whitsunday islands


Our second day in Australia, Maile and I, along with Hailey, returned to the airport and flew to Hamilton Island, of the Whitsunday Islands.

The main attraction for me at these islands was to SCUBA dive the Great Barrier Reef, but unfortunately, we weren't able to secure a dive trip for me.  I will admit that I was really disappointed, since it has been a long-held dream of mine to dive the Great Barrier Reef, and I had done a lot to prepare for it. But with the view from our hotel room (shown above) and the promise of at least some snorkeling the following day, I managed to get over it, and our first night there was really quite lovely.

To be brutally frank, however,  the snorkeling the next day wasn't great.  The place we were taken wasn't actually part of the Great Barrier Reef, but rather, a small fringing reef outcrop wading distance from the shore one of the Whitsunday Islands.  It was pretty clear that this reef was dying (likely because of the throngs of tourists who were brought there and who couldn't help kicking the very shallow reef as they swam; reefs are incredibly delicate), and this reef had absolutely no vibrant colours at all, but was instead a monochromatic brown.  (There were admittedly a lot of fish; however this was probably because the boat captains brought along fish food for them.)  It was honestly a bit heartbreaking.

That said

People, the beaches were breathtaking.  In particular, Whitehaven Beach, which we visited after the snorkeling trip, was spectacular:  the sand was unbelievably white and powdery, and the ocean sparkled with intense blues and greens and turquoise.  

It is no wonder that Whitehaven is consistently listed as one of the most beautiful beaches in the world.  Here, take a look: 


Simply stunning.  We had an amazing time and when, later that evening, we toasted the day during dinner at a seaside restaurant, we meant every single word of gratitude we exhaled. 


(Pro tip:  if you want a romantic lazy holiday to get away from it all, you'd be hard-pressed to beat Hamilton Island.  The Beach Club is a lovely place to stay, truly, and don't even think about missing an excursion to Whitehaven Beach.  If, however, it's a dive trip you're looking for, then continue flying northward to Cairns, where apparently the dive shops and the opportunities to explore the Great Barrier Reef are far more plentiful.)

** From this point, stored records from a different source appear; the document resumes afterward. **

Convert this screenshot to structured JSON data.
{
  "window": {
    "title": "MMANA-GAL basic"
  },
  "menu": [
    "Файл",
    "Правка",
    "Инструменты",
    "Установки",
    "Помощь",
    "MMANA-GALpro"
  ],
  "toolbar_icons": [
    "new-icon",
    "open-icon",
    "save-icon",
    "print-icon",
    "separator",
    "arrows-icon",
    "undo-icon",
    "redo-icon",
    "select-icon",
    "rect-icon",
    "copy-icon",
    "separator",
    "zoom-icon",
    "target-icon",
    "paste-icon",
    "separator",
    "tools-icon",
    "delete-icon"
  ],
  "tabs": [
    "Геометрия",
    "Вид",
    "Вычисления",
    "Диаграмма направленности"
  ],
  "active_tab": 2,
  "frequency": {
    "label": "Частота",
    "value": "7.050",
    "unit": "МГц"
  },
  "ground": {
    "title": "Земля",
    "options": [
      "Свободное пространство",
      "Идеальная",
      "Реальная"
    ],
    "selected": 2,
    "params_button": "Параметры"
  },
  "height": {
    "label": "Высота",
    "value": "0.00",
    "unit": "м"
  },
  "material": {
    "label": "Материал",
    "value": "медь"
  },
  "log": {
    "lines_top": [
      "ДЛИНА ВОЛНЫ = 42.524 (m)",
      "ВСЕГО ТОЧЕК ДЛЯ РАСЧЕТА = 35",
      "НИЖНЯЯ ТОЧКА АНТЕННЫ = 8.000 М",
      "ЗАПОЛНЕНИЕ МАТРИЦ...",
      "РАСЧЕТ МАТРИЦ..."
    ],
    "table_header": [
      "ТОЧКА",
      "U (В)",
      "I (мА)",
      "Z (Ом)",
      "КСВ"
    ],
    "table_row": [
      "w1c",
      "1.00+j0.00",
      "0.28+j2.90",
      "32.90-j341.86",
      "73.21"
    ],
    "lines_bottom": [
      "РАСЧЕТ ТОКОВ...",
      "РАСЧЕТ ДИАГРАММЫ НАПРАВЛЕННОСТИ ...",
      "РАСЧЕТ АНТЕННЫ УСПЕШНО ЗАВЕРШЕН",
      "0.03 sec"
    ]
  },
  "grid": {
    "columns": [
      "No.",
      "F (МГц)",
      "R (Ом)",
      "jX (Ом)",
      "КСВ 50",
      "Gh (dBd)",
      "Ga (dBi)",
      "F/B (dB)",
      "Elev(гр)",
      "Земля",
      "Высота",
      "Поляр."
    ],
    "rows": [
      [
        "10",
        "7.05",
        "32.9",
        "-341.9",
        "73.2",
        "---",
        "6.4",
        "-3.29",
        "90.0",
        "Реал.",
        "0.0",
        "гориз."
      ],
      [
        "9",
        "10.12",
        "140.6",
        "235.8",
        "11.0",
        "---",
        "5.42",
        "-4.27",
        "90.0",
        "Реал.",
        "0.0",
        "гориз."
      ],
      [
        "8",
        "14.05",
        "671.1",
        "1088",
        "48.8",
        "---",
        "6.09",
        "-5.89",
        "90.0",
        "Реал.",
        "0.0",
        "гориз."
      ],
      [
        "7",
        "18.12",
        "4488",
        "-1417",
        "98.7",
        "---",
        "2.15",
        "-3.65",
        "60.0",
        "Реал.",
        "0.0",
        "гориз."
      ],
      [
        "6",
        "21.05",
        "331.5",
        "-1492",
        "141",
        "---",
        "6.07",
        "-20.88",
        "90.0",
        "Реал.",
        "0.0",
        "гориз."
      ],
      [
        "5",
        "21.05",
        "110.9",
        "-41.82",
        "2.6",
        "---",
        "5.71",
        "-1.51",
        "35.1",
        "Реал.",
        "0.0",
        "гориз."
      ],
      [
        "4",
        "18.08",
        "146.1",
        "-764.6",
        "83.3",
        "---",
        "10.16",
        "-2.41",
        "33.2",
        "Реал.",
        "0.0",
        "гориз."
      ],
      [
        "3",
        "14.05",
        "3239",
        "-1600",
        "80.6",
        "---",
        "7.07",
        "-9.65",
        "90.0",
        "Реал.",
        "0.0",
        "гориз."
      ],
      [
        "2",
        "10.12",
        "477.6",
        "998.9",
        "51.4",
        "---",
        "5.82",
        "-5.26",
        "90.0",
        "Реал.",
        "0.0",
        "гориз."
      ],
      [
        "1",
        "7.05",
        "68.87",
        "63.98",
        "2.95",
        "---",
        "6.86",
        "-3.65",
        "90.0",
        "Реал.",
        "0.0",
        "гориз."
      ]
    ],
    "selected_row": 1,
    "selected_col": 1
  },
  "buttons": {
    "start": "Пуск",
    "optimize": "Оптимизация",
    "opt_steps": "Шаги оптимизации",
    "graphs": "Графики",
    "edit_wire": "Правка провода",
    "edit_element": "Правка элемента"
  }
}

The next morning, we were scheduled to return to the airport:  it was time for Hailey to return to Brisbane and her family, while Maile and I were off to spend a few days in Sydney.  But before we left, we had one more thing to do. 

As it happens, tiny Hamilton Island is home to a small wildlife park, one which houses many of the indigenous animals of Australia.

It is also one of the few places in the entire country where they actually allow you to hold a koala


I've honestly never really considered koalas much before, other than knowing that they're awfully cute.  So it was really interesting to learn that they're marsupials, not bears (as they're often erroneously named), which means that like kangaroos, they carry their young in a pouch.  In addition, they eat primarily leaves from the eucalyptus tree which, paradoxically, contain very little nutritional value or calorie content -- and so, to compensate, they sleep a lot, up to 20 hours a day.

Also, did I mention that they're awfully cute? 


When it was my turn to hold Waldo (because of course that's his name), I placed my hands the way the handler instructed, and he was lifted into my arms.  He was softer than I imagined, and he smelled strongly of eucalyptus.  He was also way heavier than I anticipated.

I mentioned this to Mike, the general manager of the park. 

"Yeah," he grinned.  "Everyone says that.  I think it's because they're expecting the koalas to feel like stuffed animals." 

He's probably right. 

I didn't want to let Waldo go.  He was awfully cute.

A week later, as we were traveling through the Blue Mountains, Graeme, our driver, told me about a koala hospital that is in Port Macquarie, New South Wales, that treats sick and injured koalas.  "They're pretty special," he said. "I adopt one at Christmastime every year." 

I made a note that I would look into this when I got back.  And I did.  And I couldn't help myself:  I adopted one.

They're just so awfully cute. 

Once Waldo was pried from my very reluctant arms, we returned to the hotel, grabbed our bags, and headed back to the airport.  Next stop:  Sydney! 


read more of my australian adventure here: 


Huge thanks to Tourism AustraliaAir New Zealand and Go Mighty  for making this adventure possible.  If a trip Down Under is a dream you've had, please be sure to check out the Tourism Australia site for all sorts of juicy information about Australia; in addition, throughout October Tourism Australia, Air New Zealand and Go Mighty are running two additional campaigns to help make your dream come true in 2014:  the first, Fill-A-Plane, where you can sign up to be one of 322 people to get a special discount on air travel for folks who take the pledge to travel to Australia next year; the second, "Win a Wild Card ticket to Australia," for a chance to win a trip to Australia, by simply becoming a member of Go Mighty and adding your wildest Australia-based dreams.  You can check out all the details here.  And to see my iPad images and listen to more in-the-moment impressions I had while in Australia, be sure to check out my Go Mighty posts of this adventure.